Comment by Steve Miner [ 06/Feb/12 8:33 AM ]

java.util.TimeZone/setDefault could be used for testing in various timezones.

Comment by Steve Miner [ 06/Feb/12 8:37 AM ]

Regarding the patch: SimpleDateFormat is a relatively heavy-weight object, so it seems bad to allocate one every time you print a Date. Unfortunately, SimpleDateFormat is not thread-safe, so you can't just share one. The Java world seems to agree that you should use JodaTime instead, but if you're stuck with the JDK, you need to have a ThreadLocal SimpleDateFormat. I'm working on my own patch along those lines.

Comment by Fogus [ 06/Feb/12 7:38 PM ]

Excellent analysis. I'll keep track of this case and vet any patches that come along. Please do attach a regression test if possible.

Comment by Cosmin Stejerean [ 06/Feb/12 8:39 PM ]

I attached a new patch using a SimpleDateFormat per thread using a thread local. I'll try to add some tests next.

Comment by Cosmin Stejerean [ 06/Feb/12 10:42 PM ]

A combined patch that uses a thread local SimpleDateFormat, tests round-tripping at a known daylight savings point (by overriding the default timezone) and checks round tripping at multiple points throughout the year (every hour of the first 4 weeks of every month of the year).

Steve, thanks for the suggestions on using a thread local and TimeZone/setDefault.

Comment by Steve Miner [ 07/Feb/12 1:32 PM ]

I filed CLJ-928 with my patch for fixing the printing of Date and Timestamp using UTC. I copied the tests from the CLJ-926 patch to make sure we're compatible.

Comment by Fogus [ 07/Feb/12 3:11 PM ]

Thanks for the regression test also. I'll vett this patch ASAP.

Comment by Fogus [ 17/Feb/12 1:24 PM ]

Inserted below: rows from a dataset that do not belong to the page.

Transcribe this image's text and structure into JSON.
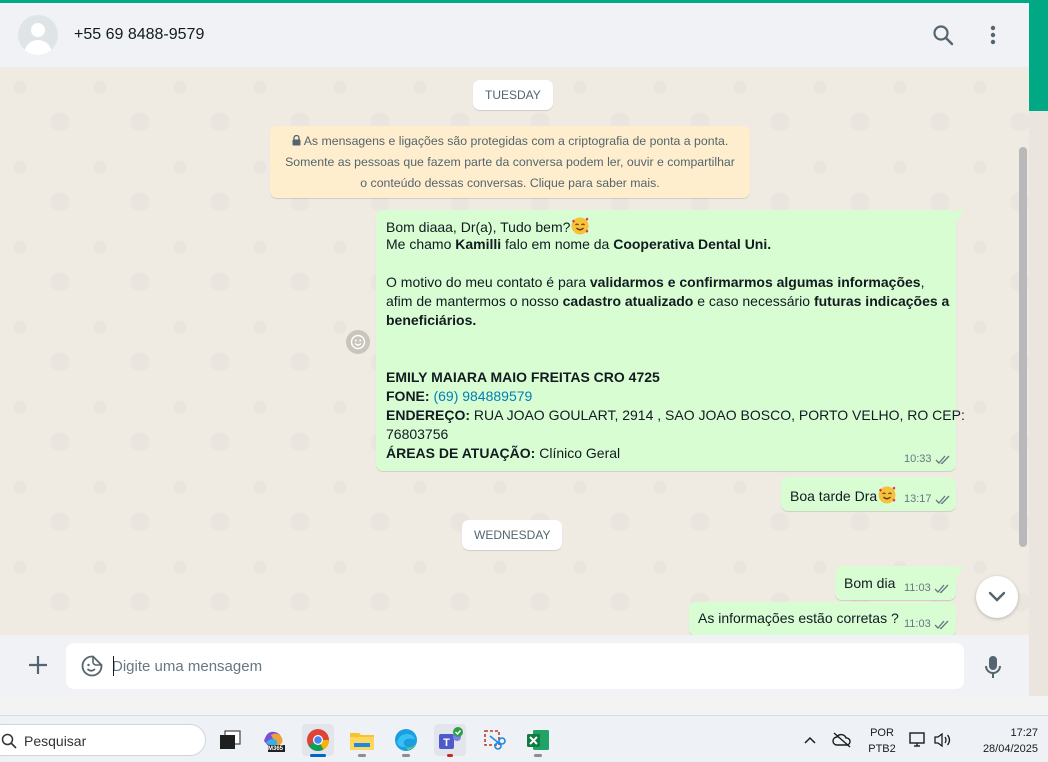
{
  "colors": {
    "accent": "#00a884",
    "outgoing_bubble": "#d9fdd3",
    "notice_bg": "#ffeecd",
    "chat_bg": "#efeae2",
    "link": "#027eb5"
  },
  "header": {
    "contact_name": "+55 69 8488-9579",
    "icons": [
      "avatar",
      "search-icon",
      "menu-icon"
    ]
  },
  "chat": {
    "date_chips": [
      "TUESDAY",
      "WEDNESDAY"
    ],
    "encryption_notice": {
      "line1": "As mensagens e ligações são protegidas com a criptografia de ponta a ponta.",
      "line2": "Somente as pessoas que fazem parte da conversa podem ler, ouvir e compartilhar",
      "line3": "o conteúdo dessas conversas. Clique para saber mais."
    },
    "messages": {
      "m1": {
        "greeting": "Bom diaaa, Dr(a), Tudo bem?",
        "intro_a": "Me chamo ",
        "intro_name": "Kamilli",
        "intro_b": " falo em nome da ",
        "intro_org": "Cooperativa Dental Uni.",
        "motive_a": "O motivo do meu contato é para ",
        "motive_bold": "validarmos e confirmarmos algumas informações",
        "motive_comma": ",",
        "motive2_a": "afim de mantermos o nosso ",
        "motive2_bold1": "cadastro atualizado",
        "motive2_b": " e caso necessário ",
        "motive2_bold2": "futuras indicações a",
        "motive3": "beneficiários.",
        "doctor": "EMILY MAIARA MAIO FREITAS CRO 4725",
        "phone_label": "FONE:",
        "phone_value": "(69) 984889579",
        "address_label": "ENDEREÇO:",
        "address_value": "RUA JOAO GOULART, 2914 , SAO JOAO BOSCO, PORTO VELHO, RO CEP:",
        "address_cont": "76803756",
        "areas_label": "ÁREAS DE ATUAÇÃO:",
        "areas_value": "Clínico Geral",
        "time": "10:33"
      },
      "m2": {
        "text": "Boa tarde Dra",
        "time": "13:17"
      },
      "m3": {
        "text": "Bom dia",
        "time": "11:03"
      },
      "m4": {
        "text": "As informações estão corretas ?",
        "time": "11:03"
      }
    }
  },
  "footer": {
    "input_placeholder": "Digite uma mensagem",
    "icons": [
      "plus-icon",
      "sticker-icon",
      "mic-icon"
    ]
  },
  "taskbar": {
    "search_placeholder": "Pesquisar",
    "apps": [
      "task-view",
      "m365",
      "chrome",
      "file-explorer",
      "edge",
      "teams",
      "snipping-tool",
      "excel"
    ],
    "m365_label": "M365",
    "lang_top": "POR",
    "lang_bottom": "PTB2",
    "time": "17:27",
    "date": "28/04/2025"
  }
}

Seems reasonable to me.

Comment by Stuart Sierra [ 17/Feb/12 1:46 PM ]

Vetted. Will apply later.

Comment by Stuart Sierra [ 17/Feb/12 1:56 PM ]

Not Vetted. Test. That thing.

Comment by Stuart Sierra [ 17/Feb/12 2:10 PM ]

No, it's "Screened," not "Test." Somebody save me.

Comment by Stuart Sierra [ 17/Feb/12 3:55 PM ]

Superseded by CLJ-928.

Generated at Tue Jan 23 12:09:24 CST 2018 using JIRA 4.4#649-r158309.